Democrats have failed to win the 60 votes needed for a cloture vote to block a filibuster and clear the way for Garland's nomination to move forward. To do so, they had hoped to win support from among the Republican senators like Flake who opposed Trump's candidacy.

But Republican hardliners including Texas Sen. Ted Cruz have vowed to block Garland, or any other nominee from a Democrat in the White House, indefinitely. Now, Trump's victory will only stiffen opposition to the lame-duck nomination.

With a free hand to fill the vacant Supreme Court seat and potential future high court vacancies during this term, along with lower federal court appointments, Trump will have the chance to reshape the high court and federal judiciary. That may turn out to be one of the most powerful forces for advancing his agenda and the most lasting impact of his presidency.

Some of Trump's campaign pledges will find wider consensus.

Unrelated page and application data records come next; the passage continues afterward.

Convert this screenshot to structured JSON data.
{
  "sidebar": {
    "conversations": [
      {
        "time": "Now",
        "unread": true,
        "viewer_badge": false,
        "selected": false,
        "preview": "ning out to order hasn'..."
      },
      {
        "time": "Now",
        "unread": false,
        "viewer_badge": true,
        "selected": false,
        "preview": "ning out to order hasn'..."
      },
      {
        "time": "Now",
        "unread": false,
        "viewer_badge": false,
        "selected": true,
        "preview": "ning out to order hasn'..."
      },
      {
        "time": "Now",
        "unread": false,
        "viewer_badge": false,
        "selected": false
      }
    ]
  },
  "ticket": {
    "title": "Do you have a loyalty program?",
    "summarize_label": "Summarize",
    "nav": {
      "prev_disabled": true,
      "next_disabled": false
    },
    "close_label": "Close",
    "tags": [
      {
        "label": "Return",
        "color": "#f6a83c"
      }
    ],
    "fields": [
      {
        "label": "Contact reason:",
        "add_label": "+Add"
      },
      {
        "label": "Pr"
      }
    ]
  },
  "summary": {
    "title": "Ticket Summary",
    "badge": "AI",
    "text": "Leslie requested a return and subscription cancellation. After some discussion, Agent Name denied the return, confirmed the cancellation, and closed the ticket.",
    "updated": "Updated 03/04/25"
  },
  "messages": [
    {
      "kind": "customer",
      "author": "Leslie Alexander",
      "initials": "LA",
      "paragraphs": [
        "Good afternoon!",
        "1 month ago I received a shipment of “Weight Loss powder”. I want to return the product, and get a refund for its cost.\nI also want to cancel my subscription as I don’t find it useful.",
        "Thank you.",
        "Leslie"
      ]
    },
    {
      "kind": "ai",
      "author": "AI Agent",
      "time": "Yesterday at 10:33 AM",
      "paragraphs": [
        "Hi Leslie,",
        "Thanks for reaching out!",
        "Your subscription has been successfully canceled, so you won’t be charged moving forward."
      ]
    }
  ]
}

After years of political gridlock, both parties faced voter backlash for failure to address some of the country's most pressing problems.

On top of that list is a multibillion-dollar investment in the nation's infrastructure, one of the most likely opportunities for consensus. (Trump's Democratic rival, Hillary Clinton, had also pledged to boost infrastructure spending.)

So long as the spending is widely distributed among congressional districts, an infrastructure bill would likely enjoy bipartisan support. The program would also produce thousands of relatively well-paid jobs, another major pledge through the campaign from both parties.

Regardless of his reception on Capitol Hill, much of Trump's agenda, including areas of regulatory enforcement and foreign policy, won't require congressional approval. The Obama administration's orders on immigration and the EPA regulation of carbon emissions, for example, could be easily reversed.

Trump's promise to roll back Dodd-Frank regulatory reforms wouldn't necessarily require a full-blown repeal of the law; the Trump administration's Treasury and Justice Department's will have broad discretion over how vigorously to enforce it.

But as the Obama administration learned, governing by executive order offers limited options without the support of Congress.